Task to carry out - Please restate every record below word for word and skip the pictures.
"""
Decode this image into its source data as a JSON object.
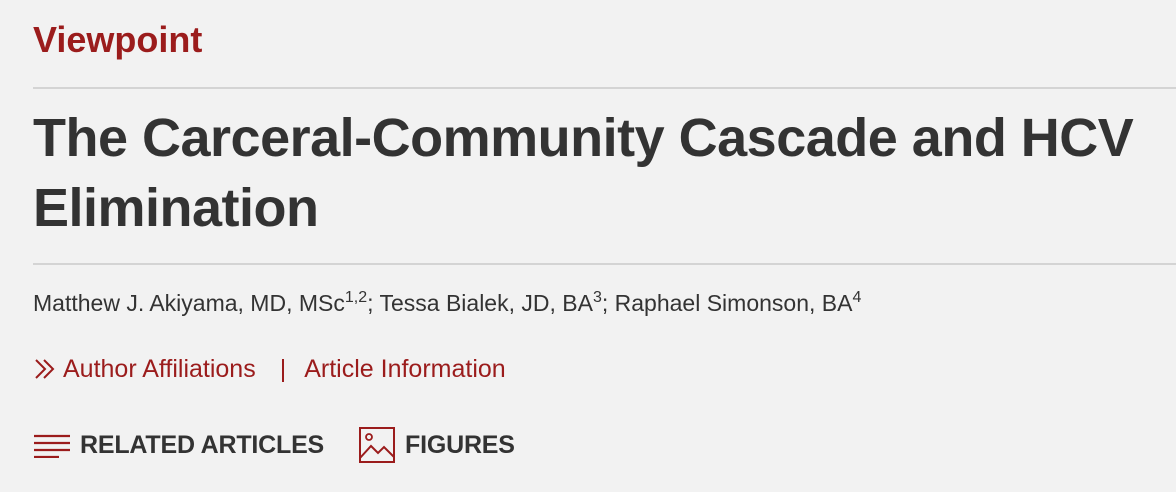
{
  "article_type": "Viewpoint",
  "title": "The Carceral-Community Cascade and HCV Elimination",
  "authors": [
    {
      "name": "Matthew J. Akiyama, MD, MSc",
      "sup": "1,2",
      "sep": "; "
    },
    {
      "name": "Tessa Bialek, JD, BA",
      "sup": "3",
      "sep": "; "
    },
    {
      "name": "Raphael Simonson, BA",
      "sup": "4",
      "sep": ""
    }
  ],
  "links": {
    "affiliations": "Author Affiliations",
    "separator": "|",
    "article_info": "Article Information"
  },
  "tools": {
    "related": {
      "label": "RELATED ARTICLES",
      "icon": "list-lines-icon"
    },
    "figures": {
      "label": "FIGURES",
      "icon": "image-icon"
    }
  },
  "colors": {
    "accent": "#9b1c1c",
    "text": "#333333",
    "background": "#f2f2f2",
    "rule": "#d4d4d4"
  }
}
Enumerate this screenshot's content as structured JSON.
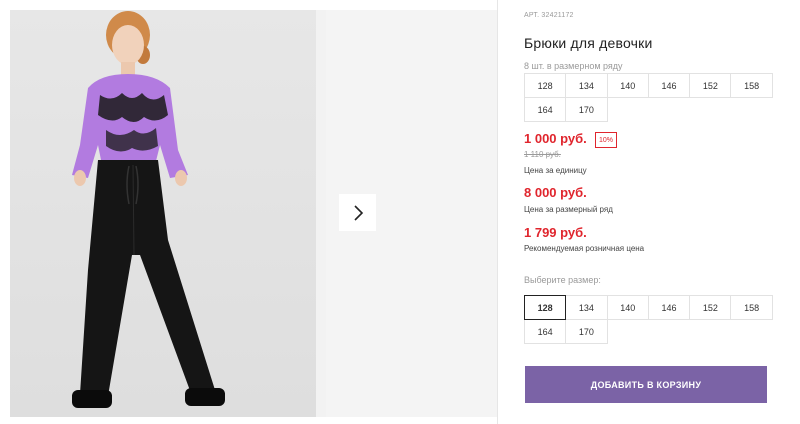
{
  "product": {
    "sku": "АРТ. 32421172",
    "title": "Брюки для девочки"
  },
  "size_row": {
    "label": "8 шт. в размерном ряду",
    "sizes": [
      "128",
      "134",
      "140",
      "146",
      "152",
      "158",
      "164",
      "170"
    ]
  },
  "prices": {
    "unit_price": "1 000 руб.",
    "discount_badge": "10%",
    "old_price": "1 110 руб.",
    "unit_caption": "Цена за единицу",
    "row_price": "8 000 руб.",
    "row_caption": "Цена за размерный ряд",
    "rrp": "1 799 руб.",
    "rrp_caption": "Рекомендуемая розничная цена"
  },
  "size_select": {
    "label": "Выберите размер:",
    "selected": "128",
    "sizes": [
      "128",
      "134",
      "140",
      "146",
      "152",
      "158",
      "164",
      "170"
    ]
  },
  "cart_button": "ДОБАВИТЬ В КОРЗИНУ",
  "colors": {
    "price_red": "#e0252d",
    "cart_purple": "#7b63a6",
    "top_purple": "#b27be0",
    "pants_black": "#151515"
  },
  "icons": {
    "next": "chevron-right-icon"
  }
}
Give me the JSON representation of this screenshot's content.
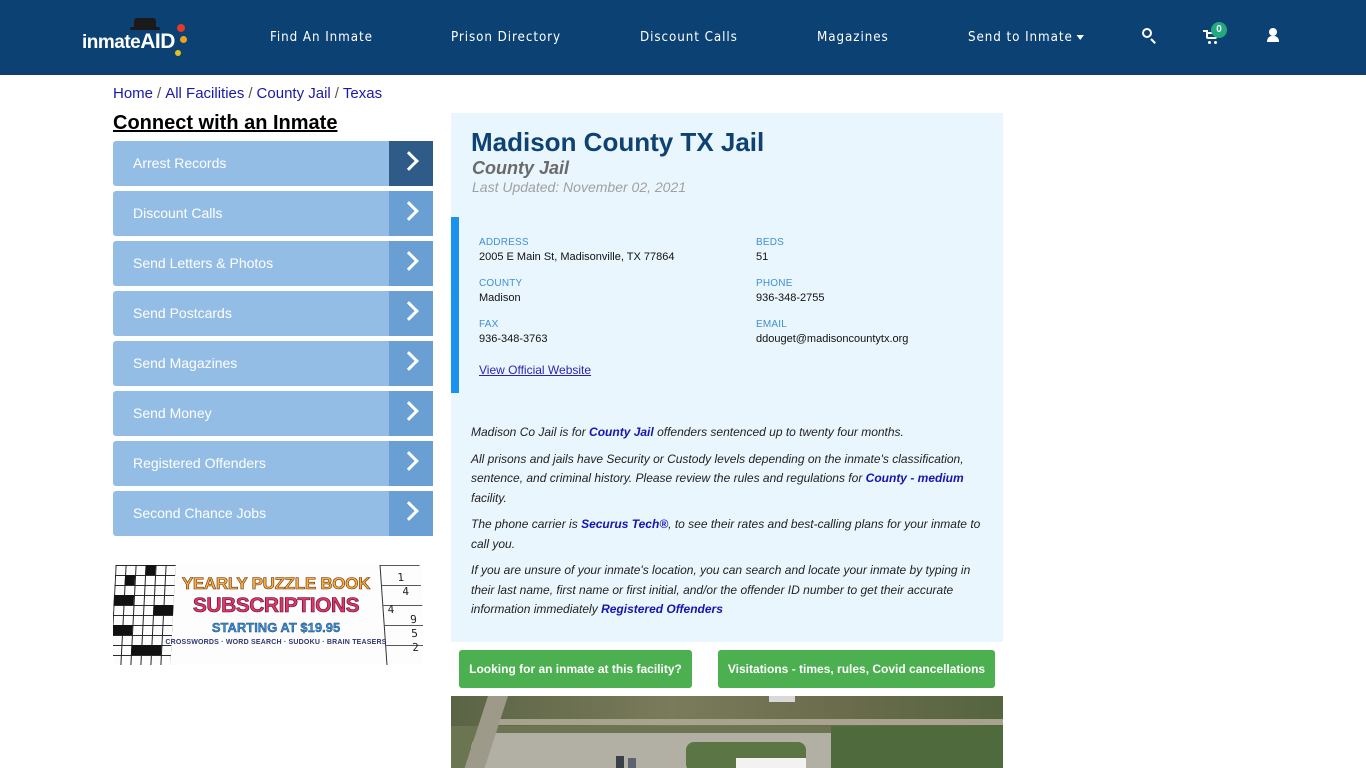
{
  "navbar": {
    "logo": {
      "text_main": "inmate",
      "text_accent": "AID"
    },
    "items": [
      {
        "label": "Find An Inmate"
      },
      {
        "label": "Prison Directory"
      },
      {
        "label": "Discount Calls"
      },
      {
        "label": "Magazines"
      },
      {
        "label": "Send to Inmate",
        "has_dropdown": true
      }
    ],
    "icons": {
      "search": "search-icon",
      "cart": "cart-icon",
      "user": "user-icon"
    },
    "cart_count": "0"
  },
  "breadcrumb": [
    {
      "label": "Home"
    },
    {
      "label": "All Facilities"
    },
    {
      "label": "County Jail"
    },
    {
      "label": "Texas"
    }
  ],
  "breadcrumb_separator": "/",
  "sidebar": {
    "title": "Connect with an Inmate",
    "items": [
      {
        "label": "Arrest Records",
        "active": true
      },
      {
        "label": "Discount Calls"
      },
      {
        "label": "Send Letters & Photos"
      },
      {
        "label": "Send Postcards"
      },
      {
        "label": "Send Magazines"
      },
      {
        "label": "Send Money"
      },
      {
        "label": "Registered Offenders"
      },
      {
        "label": "Second Chance Jobs"
      }
    ],
    "ad": {
      "line1": "YEARLY PUZZLE BOOK",
      "line2": "SUBSCRIPTIONS",
      "line3": "STARTING AT $19.95",
      "line4": "CROSSWORDS · WORD SEARCH · SUDOKU · BRAIN TEASERS",
      "sudoku_digits": [
        "1",
        "4",
        "4",
        "9",
        "5",
        "2"
      ]
    }
  },
  "facility": {
    "name": "Madison County TX Jail",
    "type": "County Jail",
    "last_updated": "Last Updated: November 02, 2021",
    "info": {
      "address_label": "ADDRESS",
      "address": "2005 E Main St, Madisonville, TX 77864",
      "beds_label": "BEDS",
      "beds": "51",
      "county_label": "COUNTY",
      "county": "Madison",
      "phone_label": "PHONE",
      "phone": "936-348-2755",
      "fax_label": "FAX",
      "fax": "936-348-3763",
      "email_label": "EMAIL",
      "email": "ddouget@madisoncountytx.org",
      "website_link": "View Official Website"
    },
    "description": {
      "p1_pre": "Madison Co Jail is for ",
      "p1_link": "County Jail",
      "p1_post": " offenders sentenced up to twenty four months.",
      "p2_pre": "All prisons and jails have Security or Custody levels depending on the inmate's classification, sentence, and criminal history. Please review the rules and regulations for ",
      "p2_link": "County - medium",
      "p2_post": " facility.",
      "p3_pre": "The phone carrier is ",
      "p3_link": "Securus Tech®",
      "p3_post": ", to see their rates and best-calling plans for your inmate to call you.",
      "p4_pre": "If you are unsure of your inmate's location, you can search and locate your inmate by typing in their last name, first name or first initial, and/or the offender ID number to get their accurate information immediately ",
      "p4_link": "Registered Offenders"
    }
  },
  "buttons": {
    "find_inmate": "Looking for an inmate at this facility?",
    "visitations": "Visitations - times, rules, Covid cancellations"
  },
  "colors": {
    "navbar_bg": "#0b4173",
    "card_bg": "#eaf6fd",
    "accent_bar": "#1b92ee",
    "sidebar_item": "#94bde6",
    "sidebar_arrow": "#6a9fd4",
    "sidebar_arrow_active": "#2f5b89",
    "button_green": "#4caf50",
    "title_blue": "#0e4272"
  }
}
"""
Result of this task -
Decode this image into its source data as a JSON object.
{
  "article_type": "Viewpoint",
  "title": "The Carceral-Community Cascade and HCV Elimination",
  "authors": [
    {
      "name": "Matthew J. Akiyama, MD, MSc",
      "sup": "1,2",
      "sep": "; "
    },
    {
      "name": "Tessa Bialek, JD, BA",
      "sup": "3",
      "sep": "; "
    },
    {
      "name": "Raphael Simonson, BA",
      "sup": "4",
      "sep": ""
    }
  ],
  "links": {
    "affiliations": "Author Affiliations",
    "separator": "|",
    "article_info": "Article Information"
  },
  "tools": {
    "related": {
      "label": "RELATED ARTICLES",
      "icon": "list-lines-icon"
    },
    "figures": {
      "label": "FIGURES",
      "icon": "image-icon"
    }
  },
  "colors": {
    "accent": "#9b1c1c",
    "text": "#333333",
    "background": "#f2f2f2",
    "rule": "#d4d4d4"
  }
}
Enumerate this screenshot's content as structured JSON.
{
  "product": {
    "sku": "АРТ. 32421172",
    "title": "Брюки для девочки"
  },
  "size_row": {
    "label": "8 шт. в размерном ряду",
    "sizes": [
      "128",
      "134",
      "140",
      "146",
      "152",
      "158",
      "164",
      "170"
    ]
  },
  "prices": {
    "unit_price": "1 000 руб.",
    "discount_badge": "10%",
    "old_price": "1 110 руб.",
    "unit_caption": "Цена за единицу",
    "row_price": "8 000 руб.",
    "row_caption": "Цена за размерный ряд",
    "rrp": "1 799 руб.",
    "rrp_caption": "Рекомендуемая розничная цена"
  },
  "size_select": {
    "label": "Выберите размер:",
    "selected": "128",
    "sizes": [
      "128",
      "134",
      "140",
      "146",
      "152",
      "158",
      "164",
      "170"
    ]
  },
  "cart_button": "ДОБАВИТЬ В КОРЗИНУ",
  "colors": {
    "price_red": "#e0252d",
    "cart_purple": "#7b63a6",
    "top_purple": "#b27be0",
    "pants_black": "#151515"
  },
  "icons": {
    "next": "chevron-right-icon"
  }
}
Give me the JSON representation of this screenshot's content.
{
  "navbar": {
    "logo": {
      "text_main": "inmate",
      "text_accent": "AID"
    },
    "items": [
      {
        "label": "Find An Inmate"
      },
      {
        "label": "Prison Directory"
      },
      {
        "label": "Discount Calls"
      },
      {
        "label": "Magazines"
      },
      {
        "label": "Send to Inmate",
        "has_dropdown": true
      }
    ],
    "icons": {
      "search": "search-icon",
      "cart": "cart-icon",
      "user": "user-icon"
    },
    "cart_count": "0"
  },
  "breadcrumb": [
    {
      "label": "Home"
    },
    {
      "label": "All Facilities"
    },
    {
      "label": "County Jail"
    },
    {
      "label": "Texas"
    }
  ],
  "breadcrumb_separator": "/",
  "sidebar": {
    "title": "Connect with an Inmate",
    "items": [
      {
        "label": "Arrest Records",
        "active": true
      },
      {
        "label": "Discount Calls"
      },
      {
        "label": "Send Letters & Photos"
      },
      {
        "label": "Send Postcards"
      },
      {
        "label": "Send Magazines"
      },
      {
        "label": "Send Money"
      },
      {
        "label": "Registered Offenders"
      },
      {
        "label": "Second Chance Jobs"
      }
    ],
    "ad": {
      "line1": "YEARLY PUZZLE BOOK",
      "line2": "SUBSCRIPTIONS",
      "line3": "STARTING AT $19.95",
      "line4": "CROSSWORDS · WORD SEARCH · SUDOKU · BRAIN TEASERS",
      "sudoku_digits": [
        "1",
        "4",
        "4",
        "9",
        "5",
        "2"
      ]
    }
  },
  "facility": {
    "name": "Madison County TX Jail",
    "type": "County Jail",
    "last_updated": "Last Updated: November 02, 2021",
    "info": {
      "address_label": "ADDRESS",
      "address": "2005 E Main St, Madisonville, TX 77864",
      "beds_label": "BEDS",
      "beds": "51",
      "county_label": "COUNTY",
      "county": "Madison",
      "phone_label": "PHONE",
      "phone": "936-348-2755",
      "fax_label": "FAX",
      "fax": "936-348-3763",
      "email_label": "EMAIL",
      "email": "ddouget@madisoncountytx.org",
      "website_link": "View Official Website"
    },
    "description": {
      "p1_pre": "Madison Co Jail is for ",
      "p1_link": "County Jail",
      "p1_post": " offenders sentenced up to twenty four months.",
      "p2_pre": "All prisons and jails have Security or Custody levels depending on the inmate's classification, sentence, and criminal history. Please review the rules and regulations for ",
      "p2_link": "County - medium",
      "p2_post": " facility.",
      "p3_pre": "The phone carrier is ",
      "p3_link": "Securus Tech®",
      "p3_post": ", to see their rates and best-calling plans for your inmate to call you.",
      "p4_pre": "If you are unsure of your inmate's location, you can search and locate your inmate by typing in their last name, first name or first initial, and/or the offender ID number to get their accurate information immediately ",
      "p4_link": "Registered Offenders"
    }
  },
  "buttons": {
    "find_inmate": "Looking for an inmate at this facility?",
    "visitations": "Visitations - times, rules, Covid cancellations"
  },
  "colors": {
    "navbar_bg": "#0b4173",
    "card_bg": "#eaf6fd",
    "accent_bar": "#1b92ee",
    "sidebar_item": "#94bde6",
    "sidebar_arrow": "#6a9fd4",
    "sidebar_arrow_active": "#2f5b89",
    "button_green": "#4caf50",
    "title_blue": "#0e4272"
  }
}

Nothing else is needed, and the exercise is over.